[Component data from apps and pages]
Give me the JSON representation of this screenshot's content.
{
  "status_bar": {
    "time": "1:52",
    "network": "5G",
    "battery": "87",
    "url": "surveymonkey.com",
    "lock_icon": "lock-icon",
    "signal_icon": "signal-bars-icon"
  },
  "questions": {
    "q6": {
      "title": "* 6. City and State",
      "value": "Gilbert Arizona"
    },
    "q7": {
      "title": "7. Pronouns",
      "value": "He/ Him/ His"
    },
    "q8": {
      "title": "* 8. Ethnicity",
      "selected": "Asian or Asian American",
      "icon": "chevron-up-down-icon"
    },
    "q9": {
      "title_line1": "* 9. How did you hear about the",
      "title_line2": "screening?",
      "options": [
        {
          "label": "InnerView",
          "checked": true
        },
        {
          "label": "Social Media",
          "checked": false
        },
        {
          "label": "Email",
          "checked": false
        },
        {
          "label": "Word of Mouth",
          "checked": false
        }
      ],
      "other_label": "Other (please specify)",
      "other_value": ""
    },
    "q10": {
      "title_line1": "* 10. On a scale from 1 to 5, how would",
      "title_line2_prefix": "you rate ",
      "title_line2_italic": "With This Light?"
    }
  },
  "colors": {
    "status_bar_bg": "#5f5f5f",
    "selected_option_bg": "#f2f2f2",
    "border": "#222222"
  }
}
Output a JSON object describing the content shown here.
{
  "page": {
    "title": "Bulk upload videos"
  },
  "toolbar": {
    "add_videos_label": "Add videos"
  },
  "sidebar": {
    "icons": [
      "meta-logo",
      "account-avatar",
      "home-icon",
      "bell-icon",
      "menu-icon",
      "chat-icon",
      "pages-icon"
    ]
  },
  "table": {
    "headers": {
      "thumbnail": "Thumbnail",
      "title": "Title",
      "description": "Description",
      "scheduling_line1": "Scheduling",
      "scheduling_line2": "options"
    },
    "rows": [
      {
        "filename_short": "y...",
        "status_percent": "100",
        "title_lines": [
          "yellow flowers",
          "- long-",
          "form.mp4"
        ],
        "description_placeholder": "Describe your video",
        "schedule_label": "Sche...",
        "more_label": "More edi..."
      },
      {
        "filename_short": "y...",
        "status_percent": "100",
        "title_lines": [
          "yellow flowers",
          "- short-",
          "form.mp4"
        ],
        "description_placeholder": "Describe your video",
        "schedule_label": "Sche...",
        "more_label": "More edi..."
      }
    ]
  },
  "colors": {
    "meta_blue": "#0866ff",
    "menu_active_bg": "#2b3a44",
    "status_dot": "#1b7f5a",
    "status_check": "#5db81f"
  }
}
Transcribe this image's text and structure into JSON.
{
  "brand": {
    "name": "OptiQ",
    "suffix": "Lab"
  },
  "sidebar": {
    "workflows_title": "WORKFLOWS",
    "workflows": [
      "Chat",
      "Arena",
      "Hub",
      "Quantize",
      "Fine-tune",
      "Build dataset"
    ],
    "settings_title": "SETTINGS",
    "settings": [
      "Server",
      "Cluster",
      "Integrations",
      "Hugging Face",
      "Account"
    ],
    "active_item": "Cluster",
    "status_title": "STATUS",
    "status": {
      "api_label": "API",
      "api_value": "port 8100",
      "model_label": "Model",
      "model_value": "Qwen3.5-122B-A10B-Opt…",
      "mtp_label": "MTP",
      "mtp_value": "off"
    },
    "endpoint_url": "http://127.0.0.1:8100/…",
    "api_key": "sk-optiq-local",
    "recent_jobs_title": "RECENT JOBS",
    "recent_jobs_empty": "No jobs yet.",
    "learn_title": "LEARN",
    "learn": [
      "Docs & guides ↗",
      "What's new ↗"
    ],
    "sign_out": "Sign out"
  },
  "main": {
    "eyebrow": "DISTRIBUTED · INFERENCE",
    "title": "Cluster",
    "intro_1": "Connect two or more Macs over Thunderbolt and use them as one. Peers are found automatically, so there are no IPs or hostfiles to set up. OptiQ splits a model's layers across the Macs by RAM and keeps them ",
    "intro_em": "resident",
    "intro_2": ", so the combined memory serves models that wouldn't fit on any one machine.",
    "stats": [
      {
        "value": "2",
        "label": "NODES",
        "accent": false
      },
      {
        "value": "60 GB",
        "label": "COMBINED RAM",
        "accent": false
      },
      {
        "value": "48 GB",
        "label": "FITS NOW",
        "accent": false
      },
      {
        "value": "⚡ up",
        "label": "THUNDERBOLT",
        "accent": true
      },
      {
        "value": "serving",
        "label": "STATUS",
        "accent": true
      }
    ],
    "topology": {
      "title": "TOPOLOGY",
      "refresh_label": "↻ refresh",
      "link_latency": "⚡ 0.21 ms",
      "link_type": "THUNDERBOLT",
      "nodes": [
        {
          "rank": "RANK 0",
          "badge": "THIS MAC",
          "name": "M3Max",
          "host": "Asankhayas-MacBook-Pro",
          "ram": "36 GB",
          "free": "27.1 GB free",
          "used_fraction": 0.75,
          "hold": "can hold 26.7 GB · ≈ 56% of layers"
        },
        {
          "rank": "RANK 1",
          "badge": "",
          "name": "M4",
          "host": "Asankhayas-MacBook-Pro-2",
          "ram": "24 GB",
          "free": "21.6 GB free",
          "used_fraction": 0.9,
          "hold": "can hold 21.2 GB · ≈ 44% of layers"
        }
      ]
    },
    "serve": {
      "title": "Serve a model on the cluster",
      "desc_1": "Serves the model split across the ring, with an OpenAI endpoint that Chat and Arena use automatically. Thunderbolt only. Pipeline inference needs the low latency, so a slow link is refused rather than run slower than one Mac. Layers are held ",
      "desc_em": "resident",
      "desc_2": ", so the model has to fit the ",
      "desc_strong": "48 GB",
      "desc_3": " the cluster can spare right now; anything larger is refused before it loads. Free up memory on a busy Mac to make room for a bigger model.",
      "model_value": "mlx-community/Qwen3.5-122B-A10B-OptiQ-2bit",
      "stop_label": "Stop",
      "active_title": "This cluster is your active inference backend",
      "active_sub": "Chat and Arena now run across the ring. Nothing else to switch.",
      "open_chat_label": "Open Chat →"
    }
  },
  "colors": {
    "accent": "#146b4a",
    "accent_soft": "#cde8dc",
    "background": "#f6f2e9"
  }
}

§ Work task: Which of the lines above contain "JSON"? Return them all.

§ Response for this exercise:
Give me the JSON representation of this screenshot's content.
Output a JSON object describing the content shown here.
Transcribe this image's text and structure into JSON.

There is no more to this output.